Nottinghanshire Police are warning criminals that there is no market for stolen metal in across the county.

Operation Tornado has been launched across the East Midlands in a bid to better regulate the scrap metal industry and restrict the movement of stolen metal.

Those wishing to sell metal to participating scrap metal dealers must now provide proof of their identity by producing either a photo card driving licence, including an address, a passport, or a national ID card supported with a utility bill, which must be less than three-months-old and show their address.

Chief Inspector Sean Anderson, Force and region lead for metal theft reduction, said: “The Force’s Metallica team has put in a lot of work over a number of weeks, visiting all 52 registered scrap metal dealers in Nottinghamshire to gain their compliance with the Operation Tornado guidelines.

“Fifteen have already signed up to the scheme, with most keen for reform. The new standards should be a breath of fresh air for the scrap metal industry, which is governed by some archaic laws and an all too often ‘no questions asked’ approach.

“We will continue to focus on the few who remain reluctant, encouraging them to sign up in the next few weeks.

“The requirements are being put into place not to inhibit those who operate legitimate businesses, but to take the wind from the sails of those unscrupulous dealers who operate outside the law.

“They will also have a significant impact on the ability of local criminals to convert their stolen metal to cash because we remove the avenues to sell metal on.”

Sims Metal Management in Dunkirk, Nottingham, operates in line with the Operation Tornado requirements.

Site Manager Justin Adcock said: “As the world’s largest recycling company, and a responsible operator, we already implement industry leading security policies of the very highest standards and well beyond the requirements of the 1964 Scrap Metal Dealers Act. These include asking for photographic proof of identity, proof of address, CCTV and not accepting material brought into the yard on foot or by taxi.

“We are more than happy to assist police in their campaign to stamp out the scourge of metal theft as we believe this can only happen if all scrap metal dealers in the area agree to operate to the same high standards as ourselves so that the criminals have nowhere to go.”
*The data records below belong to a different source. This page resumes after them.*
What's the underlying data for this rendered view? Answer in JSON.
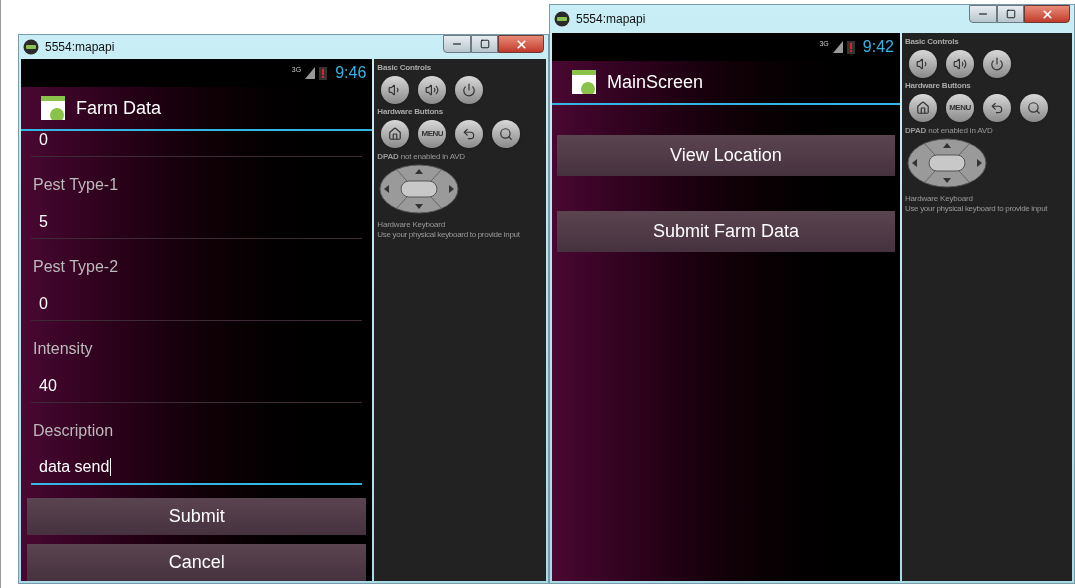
{
  "windows": [
    {
      "title": "5554:mapapi",
      "network": "3G",
      "status_time": "9:46",
      "app_title": "Farm Data",
      "screen": {
        "kind": "form",
        "fields": [
          {
            "value": "0",
            "focused": false
          },
          {
            "label": "Pest Type-1",
            "value": "5",
            "focused": false
          },
          {
            "label": "Pest Type-2",
            "value": "0",
            "focused": false
          },
          {
            "label": "Intensity",
            "value": "40",
            "focused": false
          },
          {
            "label": "Description",
            "value": "data send",
            "focused": true
          }
        ],
        "buttons": [
          "Submit",
          "Cancel"
        ]
      },
      "controls": {
        "basic_label": "Basic Controls",
        "hardware_label": "Hardware Buttons",
        "menu_key": "MENU",
        "dpad_note": "**DPAD** not enabled in AVD",
        "keyboard_title": "Hardware Keyboard",
        "keyboard_note": "Use your physical keyboard to provide input"
      }
    },
    {
      "title": "5554:mapapi",
      "network": "3G",
      "status_time": "9:42",
      "app_title": "MainScreen",
      "screen": {
        "kind": "menu",
        "buttons": [
          "View Location",
          "Submit Farm Data"
        ]
      },
      "controls": {
        "basic_label": "Basic Controls",
        "hardware_label": "Hardware Buttons",
        "menu_key": "MENU",
        "dpad_note": "**DPAD** not enabled in AVD",
        "keyboard_title": "Hardware Keyboard",
        "keyboard_note": "Use your physical keyboard to provide input"
      }
    }
  ]
}
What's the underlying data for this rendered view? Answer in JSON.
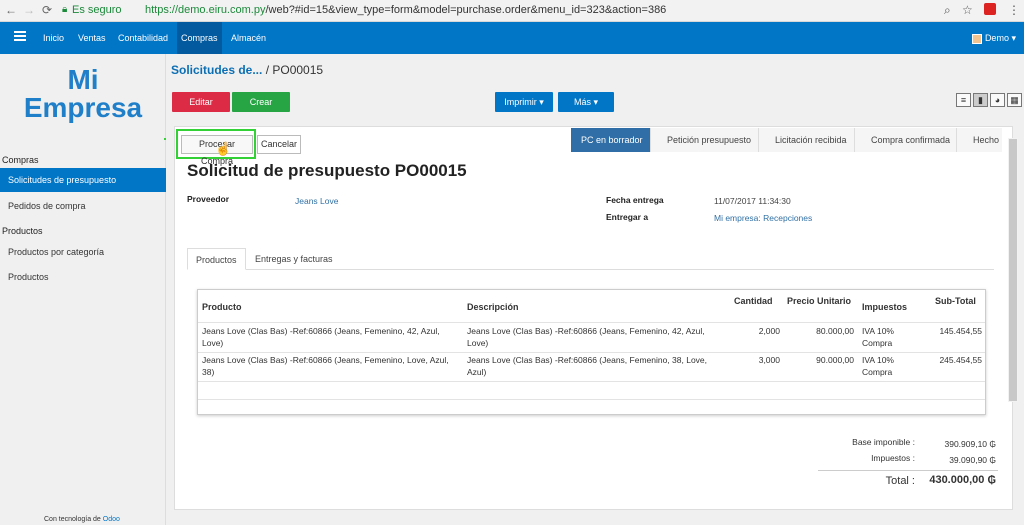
{
  "browser": {
    "secure_label": "Es seguro",
    "url_host": "https://demo.eiru.com.py",
    "url_path": "/web?#id=15&view_type=form&model=purchase.order&menu_id=323&action=386"
  },
  "topbar": {
    "menu": [
      "Inicio",
      "Ventas",
      "Contabilidad",
      "Compras",
      "Almacén"
    ],
    "user": "Demo"
  },
  "sidebar": {
    "logo_line1": "Mi",
    "logo_line2": "Empresa",
    "section_compras": "Compras",
    "items_compras": [
      "Solicitudes de presupuesto",
      "Pedidos de compra"
    ],
    "section_productos": "Productos",
    "items_productos": [
      "Productos por categoría",
      "Productos"
    ],
    "powered_prefix": "Con tecnología de",
    "powered_brand": "Odoo"
  },
  "breadcrumb": {
    "parent": "Solicitudes de...",
    "current": " / PO00015"
  },
  "toolbar": {
    "edit": "Editar",
    "create": "Crear",
    "print": "Imprimir ▾",
    "more": "Más ▾"
  },
  "actions": {
    "process": "Procesar Compra",
    "cancel": "Cancelar"
  },
  "stages": [
    "PC en borrador",
    "Petición presupuesto",
    "Licitación recibida",
    "Compra confirmada",
    "Hecho"
  ],
  "form": {
    "title": "Solicitud de presupuesto PO00015",
    "supplier_label": "Proveedor",
    "supplier": "Jeans Love",
    "date_label": "Fecha entrega",
    "date": "11/07/2017 11:34:30",
    "deliver_label": "Entregar a",
    "deliver": "Mi empresa: Recepciones"
  },
  "tabs": [
    "Productos",
    "Entregas y facturas"
  ],
  "table": {
    "headers": [
      "Producto",
      "Descripción",
      "Cantidad",
      "Precio Unitario",
      "Impuestos",
      "Sub-Total"
    ],
    "rows": [
      {
        "product_1": "Jeans Love (Clas Bas) -Ref:60866 (Jeans, Femenino, 42, Azul,",
        "product_2": "Love)",
        "desc_1": "Jeans Love (Clas Bas) -Ref:60866 (Jeans, Femenino, 42, Azul,",
        "desc_2": "Love)",
        "qty": "2,000",
        "price": "80.000,00",
        "tax_1": "IVA 10%",
        "tax_2": "Compra",
        "subtotal": "145.454,55"
      },
      {
        "product_1": "Jeans Love (Clas Bas) -Ref:60866 (Jeans, Femenino, Love, Azul,",
        "product_2": "38)",
        "desc_1": "Jeans Love (Clas Bas) -Ref:60866 (Jeans, Femenino, 38, Love,",
        "desc_2": "Azul)",
        "qty": "3,000",
        "price": "90.000,00",
        "tax_1": "IVA 10%",
        "tax_2": "Compra",
        "subtotal": "245.454,55"
      }
    ]
  },
  "totals": {
    "base_label": "Base imponible :",
    "base": "390.909,10 ₲",
    "tax_label": "Impuestos :",
    "tax": "39.090,90 ₲",
    "total_label": "Total :",
    "total": "430.000,00 ₲"
  },
  "colors": {
    "primary": "#0276c6",
    "danger": "#dc2b45",
    "success": "#27a545",
    "highlight": "#34d136"
  }
}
Operation Tornado is being implemented by the Association of Chief Police Officers (ACPO), the Home Office, the British Transport Police (BTP) and the five police forces of the East Midlands (Nottinghamshire, Leicestershire, Lincolnshire, Derbyshire and Northamptonshire), in collaboration with their regional partners in government and industry.

Nottinghamshire BTP Chief Inspector Robin Edwards said: “We are hoping that all registered scrap metal dealers in the region will sign up to the scheme.

“A key part of the strategy is to choke off the market for stolen metal. We are talking to the Government about stricter controls and legislative changes that will make life much more difficult for thieves and unscrupulous scrap metal dealers.”

BTP Deputy Chief Constable Paul Crowther, chair of the ACPO Metal Theft Working Group, said: “Scrap metal dealers have a responsibility to ensure the metal they buy is from legitimate sources and that they keep appropriate records.

“It is not acceptable to turn a blind eye to stolen metal. By helping criminals to turn stolen metal into cash, often quickly and easily, dealers are fuelling this crime which is blighting our infrastructure and disrupting the lives of ordinary people on a daily basis.”

Lord Henley, Home Office Minister for Crime Prevention and Antisocial Behaviour Reduction, said: “Metal theft is a serious and growing national and international problem and the Government is working across departments, with law enforcement agencies and private industry on co-ordinated action to tackle it.

“It is clear legislation dating back to the 1960s is not sufficient to deal with an increasingly organised crime and we are examining what changes to the Scrap Metal Dealers Act 1964 are needed.

 In the meantime we are working with the police and other law enforcement agencies on what immediate steps can be taken to better identify rogue metal dealers.